#### Records for the task

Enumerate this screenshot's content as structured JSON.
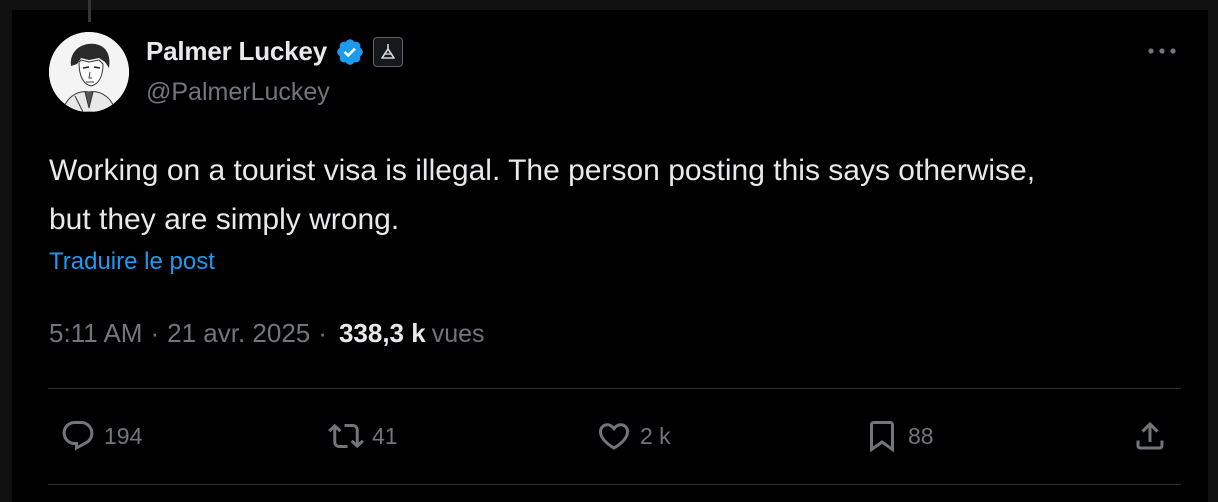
{
  "author": {
    "name": "Palmer Luckey",
    "handle": "@PalmerLuckey",
    "verified": true,
    "verified_color": "#1d9bf0",
    "affiliation_icon": "affiliation-badge-icon"
  },
  "post": {
    "text": "Working on a tourist visa is illegal.  The person posting this says otherwise, but they are simply wrong.",
    "translate_label": "Traduire le post"
  },
  "meta": {
    "time": "5:11 AM",
    "separator": "·",
    "date": "21 avr. 2025",
    "views_count": "338,3 k",
    "views_label": "vues"
  },
  "actions": {
    "replies": "194",
    "retweets": "41",
    "likes": "2 k",
    "bookmarks": "88"
  },
  "colors": {
    "background": "#000000",
    "text": "#e7e9ea",
    "muted": "#71767b",
    "accent": "#1d9bf0",
    "divider": "#2f3336"
  }
}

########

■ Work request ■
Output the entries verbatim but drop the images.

■ Result ■
Enumerate this screenshot's content as structured JSON.
{
  "author": {
    "name": "Palmer Luckey",
    "handle": "@PalmerLuckey",
    "verified": true,
    "verified_color": "#1d9bf0",
    "affiliation_icon": "affiliation-badge-icon"
  },
  "post": {
    "text": "Working on a tourist visa is illegal.  The person posting this says otherwise, but they are simply wrong.",
    "translate_label": "Traduire le post"
  },
  "meta": {
    "time": "5:11 AM",
    "separator": "·",
    "date": "21 avr. 2025",
    "views_count": "338,3 k",
    "views_label": "vues"
  },
  "actions": {
    "replies": "194",
    "retweets": "41",
    "likes": "2 k",
    "bookmarks": "88"
  },
  "colors": {
    "background": "#000000",
    "text": "#e7e9ea",
    "muted": "#71767b",
    "accent": "#1d9bf0",
    "divider": "#2f3336"
  }
}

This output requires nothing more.